◆ **Work to complete**
This exercise asks for every line of the material that contains the word "Windows".

*** Records for processing ***

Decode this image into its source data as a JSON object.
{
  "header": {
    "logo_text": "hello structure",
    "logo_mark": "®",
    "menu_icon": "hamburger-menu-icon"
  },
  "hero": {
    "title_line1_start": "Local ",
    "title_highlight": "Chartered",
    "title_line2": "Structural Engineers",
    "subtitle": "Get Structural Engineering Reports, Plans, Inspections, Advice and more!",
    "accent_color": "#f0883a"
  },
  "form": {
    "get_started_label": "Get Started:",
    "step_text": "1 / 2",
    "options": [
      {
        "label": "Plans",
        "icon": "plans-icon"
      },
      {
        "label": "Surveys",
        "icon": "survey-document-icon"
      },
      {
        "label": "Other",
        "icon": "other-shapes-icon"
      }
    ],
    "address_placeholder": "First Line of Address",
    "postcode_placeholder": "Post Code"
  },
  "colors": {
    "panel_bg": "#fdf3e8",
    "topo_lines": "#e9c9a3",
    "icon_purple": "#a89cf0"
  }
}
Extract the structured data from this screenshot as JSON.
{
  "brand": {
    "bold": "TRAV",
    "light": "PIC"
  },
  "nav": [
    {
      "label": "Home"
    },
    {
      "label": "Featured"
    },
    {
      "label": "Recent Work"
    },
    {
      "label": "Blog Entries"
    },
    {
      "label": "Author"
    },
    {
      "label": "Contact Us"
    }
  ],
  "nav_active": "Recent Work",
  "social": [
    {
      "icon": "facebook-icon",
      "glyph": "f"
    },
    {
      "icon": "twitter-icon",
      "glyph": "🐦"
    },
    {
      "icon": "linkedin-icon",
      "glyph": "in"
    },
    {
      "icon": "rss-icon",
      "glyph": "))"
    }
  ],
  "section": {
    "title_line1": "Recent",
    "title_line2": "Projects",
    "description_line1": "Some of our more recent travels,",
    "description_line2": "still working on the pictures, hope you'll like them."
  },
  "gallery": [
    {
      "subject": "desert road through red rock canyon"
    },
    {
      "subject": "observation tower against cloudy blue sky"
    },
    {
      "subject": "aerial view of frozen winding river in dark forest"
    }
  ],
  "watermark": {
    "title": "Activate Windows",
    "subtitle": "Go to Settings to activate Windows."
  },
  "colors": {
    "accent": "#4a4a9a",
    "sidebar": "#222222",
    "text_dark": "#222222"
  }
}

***

◆ **Result**
    "title": "Activate Windows",
    "subtitle": "Go to Settings to activate Windows."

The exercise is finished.